For most of human history, there was no time for romance. Marriages were arranged by families and were a purely economic arrangement designed to promote the survival and prosperity of both extended families.
It wasn’t until the industrial age that things began to change. They didn't have to rely so heavily on family connections any more. Consequently, the economic and political components of marriage ceased to make sense.
MORE IDEAS FROM THE ARTICLE
The ancient Greek philosopher Plato argued that the highest form of love was brotherly love or platonic love.
The economic realities of the 19th century mixed with the idea from the Enlightenment about the pursuit of happiness. The result was the Age of Romanticism.
People became economically independent and love (or emotions) became valued in society. These ideals of love have been heavily promoted and marketed during the 20th century.
People often overestimate love’s ability to overcome whatever issues or problems present in their relationships.
Love can sometimes be unpleasant or painful. It requires self-discipline, understanding and a certain amount of sustained effort over the course of years. It comes with a requirement for personal responsibility.
We usually consider moving into marriage in an attempt to preserve and prolong the happy romantic feelings that characterize the early stages of almost all relationships.
But in most cases, there is no real connection between those feelings and the institution of marriage: marriage tends to move us onto a more administrative plane.
Our relationship with ourself is as important as the relationships we build with other people.
Our work, our hobbies and interests, our creative projects, our day-to-day experiences can be a source of both love and meaning.
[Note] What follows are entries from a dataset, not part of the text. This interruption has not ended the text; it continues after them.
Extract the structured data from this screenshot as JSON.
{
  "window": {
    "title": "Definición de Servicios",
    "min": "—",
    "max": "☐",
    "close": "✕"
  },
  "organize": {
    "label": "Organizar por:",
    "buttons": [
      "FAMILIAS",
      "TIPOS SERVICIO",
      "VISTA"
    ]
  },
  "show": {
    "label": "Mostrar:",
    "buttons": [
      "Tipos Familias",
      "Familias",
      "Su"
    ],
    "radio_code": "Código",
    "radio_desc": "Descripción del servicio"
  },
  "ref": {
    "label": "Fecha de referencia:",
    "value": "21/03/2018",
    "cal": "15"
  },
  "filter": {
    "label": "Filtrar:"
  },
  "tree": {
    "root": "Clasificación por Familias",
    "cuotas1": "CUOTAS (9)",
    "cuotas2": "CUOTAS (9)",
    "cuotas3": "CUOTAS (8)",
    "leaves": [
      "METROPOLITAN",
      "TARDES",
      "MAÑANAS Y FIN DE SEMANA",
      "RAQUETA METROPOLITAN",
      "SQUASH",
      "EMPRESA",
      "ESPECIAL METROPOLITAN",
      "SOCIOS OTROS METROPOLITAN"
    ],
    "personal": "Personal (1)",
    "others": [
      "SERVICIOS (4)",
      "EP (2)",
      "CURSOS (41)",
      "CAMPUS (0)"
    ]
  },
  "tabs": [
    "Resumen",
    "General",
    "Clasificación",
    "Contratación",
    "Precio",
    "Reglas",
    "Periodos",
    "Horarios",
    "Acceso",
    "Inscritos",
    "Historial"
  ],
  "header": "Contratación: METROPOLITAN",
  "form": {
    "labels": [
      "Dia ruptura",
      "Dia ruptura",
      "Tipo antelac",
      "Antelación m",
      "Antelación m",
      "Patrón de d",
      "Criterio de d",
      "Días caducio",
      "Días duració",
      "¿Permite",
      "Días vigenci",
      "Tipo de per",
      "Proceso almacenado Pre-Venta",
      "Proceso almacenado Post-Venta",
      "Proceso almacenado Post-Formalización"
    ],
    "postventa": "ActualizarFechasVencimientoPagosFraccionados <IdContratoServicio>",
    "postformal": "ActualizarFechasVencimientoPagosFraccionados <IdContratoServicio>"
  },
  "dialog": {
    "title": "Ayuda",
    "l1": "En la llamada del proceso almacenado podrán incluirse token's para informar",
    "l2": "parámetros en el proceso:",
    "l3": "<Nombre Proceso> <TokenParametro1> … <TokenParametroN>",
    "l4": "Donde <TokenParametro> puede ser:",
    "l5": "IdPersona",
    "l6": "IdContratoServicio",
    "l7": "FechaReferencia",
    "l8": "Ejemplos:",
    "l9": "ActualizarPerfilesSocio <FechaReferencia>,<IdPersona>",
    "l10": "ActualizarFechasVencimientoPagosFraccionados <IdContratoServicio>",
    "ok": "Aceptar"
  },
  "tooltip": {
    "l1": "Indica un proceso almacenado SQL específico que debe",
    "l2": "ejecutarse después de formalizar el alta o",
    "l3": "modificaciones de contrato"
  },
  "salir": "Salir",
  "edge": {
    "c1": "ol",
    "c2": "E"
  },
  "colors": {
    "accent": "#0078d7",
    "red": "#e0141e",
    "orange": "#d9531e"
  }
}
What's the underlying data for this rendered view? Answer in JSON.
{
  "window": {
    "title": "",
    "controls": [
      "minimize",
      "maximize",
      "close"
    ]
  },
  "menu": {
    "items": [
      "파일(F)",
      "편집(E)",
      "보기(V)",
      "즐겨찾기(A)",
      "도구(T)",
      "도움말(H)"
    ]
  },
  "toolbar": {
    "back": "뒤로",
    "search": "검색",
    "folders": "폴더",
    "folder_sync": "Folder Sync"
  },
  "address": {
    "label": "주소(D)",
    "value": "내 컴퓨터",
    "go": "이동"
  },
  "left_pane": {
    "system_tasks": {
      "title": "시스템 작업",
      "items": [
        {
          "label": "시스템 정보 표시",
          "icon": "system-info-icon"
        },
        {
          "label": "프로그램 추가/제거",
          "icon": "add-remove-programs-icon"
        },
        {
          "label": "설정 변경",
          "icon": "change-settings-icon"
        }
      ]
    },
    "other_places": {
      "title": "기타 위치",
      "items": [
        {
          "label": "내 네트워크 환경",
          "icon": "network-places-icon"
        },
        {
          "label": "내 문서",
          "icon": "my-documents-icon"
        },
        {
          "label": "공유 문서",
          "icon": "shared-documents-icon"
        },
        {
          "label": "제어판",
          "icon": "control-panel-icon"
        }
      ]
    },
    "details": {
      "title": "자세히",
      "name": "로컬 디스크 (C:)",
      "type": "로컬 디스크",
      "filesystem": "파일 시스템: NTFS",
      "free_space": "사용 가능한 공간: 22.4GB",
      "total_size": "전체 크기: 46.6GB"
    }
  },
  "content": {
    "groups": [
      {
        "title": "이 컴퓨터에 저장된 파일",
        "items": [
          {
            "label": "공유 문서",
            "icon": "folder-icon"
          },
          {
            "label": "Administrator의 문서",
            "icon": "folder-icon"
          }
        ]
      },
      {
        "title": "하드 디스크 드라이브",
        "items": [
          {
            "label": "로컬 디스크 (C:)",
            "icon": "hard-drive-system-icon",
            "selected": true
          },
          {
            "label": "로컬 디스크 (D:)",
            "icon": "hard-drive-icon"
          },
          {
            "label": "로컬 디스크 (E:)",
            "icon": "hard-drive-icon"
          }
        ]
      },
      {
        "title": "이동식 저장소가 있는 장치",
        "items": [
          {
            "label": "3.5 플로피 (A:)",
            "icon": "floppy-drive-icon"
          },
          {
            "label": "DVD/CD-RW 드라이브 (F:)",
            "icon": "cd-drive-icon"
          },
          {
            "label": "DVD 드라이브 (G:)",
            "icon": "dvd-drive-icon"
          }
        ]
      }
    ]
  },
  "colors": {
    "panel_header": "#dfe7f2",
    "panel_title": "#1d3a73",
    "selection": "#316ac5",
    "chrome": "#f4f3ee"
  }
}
The greatest sense of fulfilment is from being stretched in a voluntary effort to accomplish something difficult and worthwhile.